(What you have to do): Note each line in the data holding the string "ISLANDS" and report it.

* * * *

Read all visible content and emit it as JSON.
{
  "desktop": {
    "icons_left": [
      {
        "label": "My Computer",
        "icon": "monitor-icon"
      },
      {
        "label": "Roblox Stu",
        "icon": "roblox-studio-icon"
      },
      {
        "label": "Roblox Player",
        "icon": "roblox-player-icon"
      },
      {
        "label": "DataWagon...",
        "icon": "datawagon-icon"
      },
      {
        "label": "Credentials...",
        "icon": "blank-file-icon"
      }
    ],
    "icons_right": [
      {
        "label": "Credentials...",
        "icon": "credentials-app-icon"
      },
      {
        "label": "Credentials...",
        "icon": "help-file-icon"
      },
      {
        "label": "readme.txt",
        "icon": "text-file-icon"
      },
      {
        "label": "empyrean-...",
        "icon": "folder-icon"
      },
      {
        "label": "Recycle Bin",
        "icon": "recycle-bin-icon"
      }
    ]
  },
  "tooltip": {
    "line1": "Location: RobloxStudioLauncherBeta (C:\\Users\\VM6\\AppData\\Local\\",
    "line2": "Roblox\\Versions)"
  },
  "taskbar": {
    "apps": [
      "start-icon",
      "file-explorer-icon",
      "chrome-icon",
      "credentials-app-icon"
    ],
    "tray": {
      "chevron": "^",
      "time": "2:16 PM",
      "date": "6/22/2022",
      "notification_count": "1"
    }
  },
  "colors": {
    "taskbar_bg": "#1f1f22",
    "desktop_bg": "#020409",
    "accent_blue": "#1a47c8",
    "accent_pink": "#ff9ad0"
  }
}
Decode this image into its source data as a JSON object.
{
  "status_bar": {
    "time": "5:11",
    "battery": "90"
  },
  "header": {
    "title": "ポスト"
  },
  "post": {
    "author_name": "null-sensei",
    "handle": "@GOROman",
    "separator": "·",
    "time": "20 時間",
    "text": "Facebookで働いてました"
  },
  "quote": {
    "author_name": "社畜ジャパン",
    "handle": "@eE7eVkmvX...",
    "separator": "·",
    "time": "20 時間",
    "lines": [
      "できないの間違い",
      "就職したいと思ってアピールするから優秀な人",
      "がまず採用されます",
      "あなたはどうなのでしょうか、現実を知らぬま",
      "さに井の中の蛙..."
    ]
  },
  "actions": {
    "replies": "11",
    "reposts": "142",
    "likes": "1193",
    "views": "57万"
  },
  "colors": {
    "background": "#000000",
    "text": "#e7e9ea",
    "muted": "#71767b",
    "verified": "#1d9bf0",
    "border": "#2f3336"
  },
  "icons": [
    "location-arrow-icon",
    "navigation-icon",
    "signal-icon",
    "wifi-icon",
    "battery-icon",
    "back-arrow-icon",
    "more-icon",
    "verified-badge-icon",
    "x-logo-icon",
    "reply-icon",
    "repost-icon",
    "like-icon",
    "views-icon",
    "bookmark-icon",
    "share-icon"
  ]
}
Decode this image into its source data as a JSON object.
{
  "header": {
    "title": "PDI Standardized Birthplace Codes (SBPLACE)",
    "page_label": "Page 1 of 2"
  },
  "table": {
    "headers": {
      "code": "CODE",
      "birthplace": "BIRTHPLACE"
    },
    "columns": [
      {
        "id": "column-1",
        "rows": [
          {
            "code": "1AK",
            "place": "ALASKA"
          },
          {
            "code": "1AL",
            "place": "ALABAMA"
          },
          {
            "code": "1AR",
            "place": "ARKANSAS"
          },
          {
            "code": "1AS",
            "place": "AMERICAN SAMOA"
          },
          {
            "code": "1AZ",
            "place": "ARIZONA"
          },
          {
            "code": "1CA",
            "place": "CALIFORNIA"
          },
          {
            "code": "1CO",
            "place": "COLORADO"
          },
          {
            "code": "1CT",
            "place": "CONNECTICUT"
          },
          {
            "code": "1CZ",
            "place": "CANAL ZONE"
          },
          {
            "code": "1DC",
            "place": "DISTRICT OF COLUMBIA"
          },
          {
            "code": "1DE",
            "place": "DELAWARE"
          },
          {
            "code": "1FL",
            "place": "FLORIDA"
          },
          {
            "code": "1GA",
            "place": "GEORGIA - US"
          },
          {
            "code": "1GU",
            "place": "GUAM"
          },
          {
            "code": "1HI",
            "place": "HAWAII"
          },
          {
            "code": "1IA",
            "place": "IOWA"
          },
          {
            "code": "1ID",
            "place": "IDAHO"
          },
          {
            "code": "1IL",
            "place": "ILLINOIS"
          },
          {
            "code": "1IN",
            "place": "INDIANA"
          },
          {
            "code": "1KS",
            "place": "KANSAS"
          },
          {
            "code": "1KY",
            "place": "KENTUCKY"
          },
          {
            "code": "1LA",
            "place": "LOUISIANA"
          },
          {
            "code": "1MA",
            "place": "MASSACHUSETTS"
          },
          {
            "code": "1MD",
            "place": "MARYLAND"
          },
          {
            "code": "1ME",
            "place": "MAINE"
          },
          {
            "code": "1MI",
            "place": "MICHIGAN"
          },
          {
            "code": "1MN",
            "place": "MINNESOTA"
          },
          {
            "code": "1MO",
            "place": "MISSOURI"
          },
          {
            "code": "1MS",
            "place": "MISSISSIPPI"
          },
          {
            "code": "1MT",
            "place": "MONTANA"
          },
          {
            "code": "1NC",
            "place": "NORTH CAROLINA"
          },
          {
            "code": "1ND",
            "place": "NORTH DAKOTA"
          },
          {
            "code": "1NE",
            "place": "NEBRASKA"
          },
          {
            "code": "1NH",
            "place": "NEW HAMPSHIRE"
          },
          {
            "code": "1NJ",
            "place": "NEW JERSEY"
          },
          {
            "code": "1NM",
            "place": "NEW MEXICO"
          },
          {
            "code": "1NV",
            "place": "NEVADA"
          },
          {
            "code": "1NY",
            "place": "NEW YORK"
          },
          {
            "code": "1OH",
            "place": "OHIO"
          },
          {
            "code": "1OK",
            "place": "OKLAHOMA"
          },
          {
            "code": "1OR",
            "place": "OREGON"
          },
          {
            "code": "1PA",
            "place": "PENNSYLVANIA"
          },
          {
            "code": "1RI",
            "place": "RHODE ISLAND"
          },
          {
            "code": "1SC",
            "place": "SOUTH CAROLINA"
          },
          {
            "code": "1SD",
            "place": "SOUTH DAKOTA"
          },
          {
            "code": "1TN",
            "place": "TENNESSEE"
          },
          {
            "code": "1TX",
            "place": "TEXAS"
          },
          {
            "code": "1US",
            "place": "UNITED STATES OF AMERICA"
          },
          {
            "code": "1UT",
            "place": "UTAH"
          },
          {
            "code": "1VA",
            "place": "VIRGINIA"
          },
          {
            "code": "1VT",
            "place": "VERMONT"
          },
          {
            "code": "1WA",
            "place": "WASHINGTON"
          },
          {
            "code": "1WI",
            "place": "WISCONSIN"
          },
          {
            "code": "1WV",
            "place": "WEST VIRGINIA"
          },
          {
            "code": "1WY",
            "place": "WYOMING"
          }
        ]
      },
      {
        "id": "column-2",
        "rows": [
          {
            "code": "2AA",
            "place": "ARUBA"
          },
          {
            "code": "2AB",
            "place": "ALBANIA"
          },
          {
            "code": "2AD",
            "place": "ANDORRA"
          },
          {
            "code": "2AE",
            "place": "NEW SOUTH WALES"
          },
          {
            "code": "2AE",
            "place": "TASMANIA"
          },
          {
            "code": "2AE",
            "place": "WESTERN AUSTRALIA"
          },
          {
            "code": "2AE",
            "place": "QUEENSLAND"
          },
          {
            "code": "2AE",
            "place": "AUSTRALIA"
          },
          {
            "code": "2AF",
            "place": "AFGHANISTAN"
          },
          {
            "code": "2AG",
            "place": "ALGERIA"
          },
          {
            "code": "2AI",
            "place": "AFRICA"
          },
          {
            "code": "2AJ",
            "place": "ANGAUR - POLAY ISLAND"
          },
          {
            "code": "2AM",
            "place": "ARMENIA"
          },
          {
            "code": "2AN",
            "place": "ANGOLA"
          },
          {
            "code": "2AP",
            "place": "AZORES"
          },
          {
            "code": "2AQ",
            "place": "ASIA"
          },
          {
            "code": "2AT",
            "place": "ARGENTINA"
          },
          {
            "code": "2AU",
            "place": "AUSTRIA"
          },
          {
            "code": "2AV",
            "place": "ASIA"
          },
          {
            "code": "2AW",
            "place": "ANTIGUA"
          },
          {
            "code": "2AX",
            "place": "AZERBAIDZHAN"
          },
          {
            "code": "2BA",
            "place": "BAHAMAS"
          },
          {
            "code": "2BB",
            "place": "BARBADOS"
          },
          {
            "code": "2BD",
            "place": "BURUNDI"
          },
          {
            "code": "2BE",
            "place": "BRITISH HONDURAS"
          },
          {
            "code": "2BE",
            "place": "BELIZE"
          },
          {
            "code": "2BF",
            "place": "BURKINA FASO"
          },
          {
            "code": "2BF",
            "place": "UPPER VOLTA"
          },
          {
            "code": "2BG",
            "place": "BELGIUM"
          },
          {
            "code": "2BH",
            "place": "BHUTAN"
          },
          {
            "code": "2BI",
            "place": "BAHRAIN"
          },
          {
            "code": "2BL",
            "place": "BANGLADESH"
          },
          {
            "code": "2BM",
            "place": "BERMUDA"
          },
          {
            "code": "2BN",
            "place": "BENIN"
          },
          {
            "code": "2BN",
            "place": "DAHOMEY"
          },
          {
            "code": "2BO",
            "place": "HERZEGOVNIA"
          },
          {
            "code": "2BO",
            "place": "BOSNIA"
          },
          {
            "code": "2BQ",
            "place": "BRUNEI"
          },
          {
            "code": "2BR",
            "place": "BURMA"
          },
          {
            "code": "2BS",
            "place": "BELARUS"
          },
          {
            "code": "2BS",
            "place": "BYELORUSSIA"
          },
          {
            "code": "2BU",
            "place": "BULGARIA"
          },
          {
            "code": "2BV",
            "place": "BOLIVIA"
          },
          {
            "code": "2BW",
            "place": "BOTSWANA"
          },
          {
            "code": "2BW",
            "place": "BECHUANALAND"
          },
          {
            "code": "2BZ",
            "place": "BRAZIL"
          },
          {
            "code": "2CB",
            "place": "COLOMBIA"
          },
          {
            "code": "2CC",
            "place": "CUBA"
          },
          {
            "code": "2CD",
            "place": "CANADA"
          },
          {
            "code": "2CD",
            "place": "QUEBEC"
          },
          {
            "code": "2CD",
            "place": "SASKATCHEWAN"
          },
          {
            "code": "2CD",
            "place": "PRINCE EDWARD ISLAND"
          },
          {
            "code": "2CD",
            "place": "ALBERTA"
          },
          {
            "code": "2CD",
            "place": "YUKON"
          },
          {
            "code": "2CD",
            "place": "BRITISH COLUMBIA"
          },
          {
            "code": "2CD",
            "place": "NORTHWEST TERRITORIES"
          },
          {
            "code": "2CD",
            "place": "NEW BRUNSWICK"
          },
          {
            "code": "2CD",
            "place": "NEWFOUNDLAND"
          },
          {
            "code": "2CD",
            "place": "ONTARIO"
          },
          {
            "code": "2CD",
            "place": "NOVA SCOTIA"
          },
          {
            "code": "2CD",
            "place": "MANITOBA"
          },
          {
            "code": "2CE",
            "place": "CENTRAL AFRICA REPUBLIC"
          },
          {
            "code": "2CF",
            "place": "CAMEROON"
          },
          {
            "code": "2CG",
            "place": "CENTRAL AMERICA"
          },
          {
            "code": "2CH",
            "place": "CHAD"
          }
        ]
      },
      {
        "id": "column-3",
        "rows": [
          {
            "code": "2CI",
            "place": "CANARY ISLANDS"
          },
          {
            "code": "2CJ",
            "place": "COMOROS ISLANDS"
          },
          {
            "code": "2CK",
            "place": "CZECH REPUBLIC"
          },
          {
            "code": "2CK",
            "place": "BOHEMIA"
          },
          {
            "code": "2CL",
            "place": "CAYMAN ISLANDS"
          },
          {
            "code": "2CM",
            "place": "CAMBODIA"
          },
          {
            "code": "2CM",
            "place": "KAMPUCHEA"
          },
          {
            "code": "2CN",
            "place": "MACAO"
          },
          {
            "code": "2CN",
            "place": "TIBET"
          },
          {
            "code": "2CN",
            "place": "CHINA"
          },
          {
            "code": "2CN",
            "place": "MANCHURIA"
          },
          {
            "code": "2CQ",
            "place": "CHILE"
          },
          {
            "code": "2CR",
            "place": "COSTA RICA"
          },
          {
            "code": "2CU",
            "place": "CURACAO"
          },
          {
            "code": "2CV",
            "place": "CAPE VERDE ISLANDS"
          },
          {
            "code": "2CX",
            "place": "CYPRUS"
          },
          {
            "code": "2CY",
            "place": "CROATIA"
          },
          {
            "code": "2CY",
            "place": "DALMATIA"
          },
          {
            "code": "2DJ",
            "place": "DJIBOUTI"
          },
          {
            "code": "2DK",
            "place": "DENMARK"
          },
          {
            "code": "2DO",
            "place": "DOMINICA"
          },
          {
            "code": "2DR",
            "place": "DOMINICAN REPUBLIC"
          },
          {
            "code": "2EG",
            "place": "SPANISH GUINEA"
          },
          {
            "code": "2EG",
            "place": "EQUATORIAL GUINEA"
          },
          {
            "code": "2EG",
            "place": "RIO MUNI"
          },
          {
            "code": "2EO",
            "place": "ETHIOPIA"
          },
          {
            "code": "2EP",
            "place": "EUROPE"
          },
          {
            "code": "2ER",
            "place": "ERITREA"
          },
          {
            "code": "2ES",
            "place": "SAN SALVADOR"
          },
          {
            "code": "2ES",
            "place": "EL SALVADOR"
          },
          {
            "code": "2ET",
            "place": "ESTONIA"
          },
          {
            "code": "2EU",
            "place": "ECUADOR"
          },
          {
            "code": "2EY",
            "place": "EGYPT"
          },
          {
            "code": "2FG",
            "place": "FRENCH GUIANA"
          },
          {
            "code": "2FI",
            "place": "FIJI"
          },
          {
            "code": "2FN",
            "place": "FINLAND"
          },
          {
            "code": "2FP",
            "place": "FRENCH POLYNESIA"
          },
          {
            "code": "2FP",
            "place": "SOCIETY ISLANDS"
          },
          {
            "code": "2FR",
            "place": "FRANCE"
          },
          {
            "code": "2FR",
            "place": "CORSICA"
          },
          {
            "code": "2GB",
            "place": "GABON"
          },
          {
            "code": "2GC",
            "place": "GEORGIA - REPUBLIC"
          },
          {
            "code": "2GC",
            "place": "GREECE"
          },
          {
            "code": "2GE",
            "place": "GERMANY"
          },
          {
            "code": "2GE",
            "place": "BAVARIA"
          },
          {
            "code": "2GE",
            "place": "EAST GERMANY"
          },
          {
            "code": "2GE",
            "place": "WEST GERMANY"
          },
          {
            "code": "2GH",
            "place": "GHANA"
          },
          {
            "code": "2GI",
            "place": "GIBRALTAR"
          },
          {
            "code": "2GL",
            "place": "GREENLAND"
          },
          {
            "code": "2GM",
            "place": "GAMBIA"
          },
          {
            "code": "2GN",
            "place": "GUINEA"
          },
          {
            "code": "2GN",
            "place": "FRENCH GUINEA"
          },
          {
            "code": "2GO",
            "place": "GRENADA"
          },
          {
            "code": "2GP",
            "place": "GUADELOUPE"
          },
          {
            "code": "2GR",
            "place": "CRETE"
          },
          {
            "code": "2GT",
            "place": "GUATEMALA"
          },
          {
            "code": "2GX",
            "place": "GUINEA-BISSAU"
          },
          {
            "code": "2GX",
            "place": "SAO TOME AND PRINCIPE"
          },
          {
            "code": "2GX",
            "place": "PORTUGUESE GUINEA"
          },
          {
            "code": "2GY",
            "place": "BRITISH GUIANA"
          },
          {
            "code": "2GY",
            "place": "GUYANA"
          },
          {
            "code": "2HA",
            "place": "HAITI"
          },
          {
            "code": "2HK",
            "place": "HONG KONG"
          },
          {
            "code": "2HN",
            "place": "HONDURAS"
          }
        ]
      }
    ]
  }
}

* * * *

(Result for this exercise):
            "place": "CANARY ISLANDS"
            "place": "COMOROS ISLANDS"
            "place": "CAYMAN ISLANDS"
            "place": "CAPE VERDE ISLANDS"
            "place": "SOCIETY ISLANDS"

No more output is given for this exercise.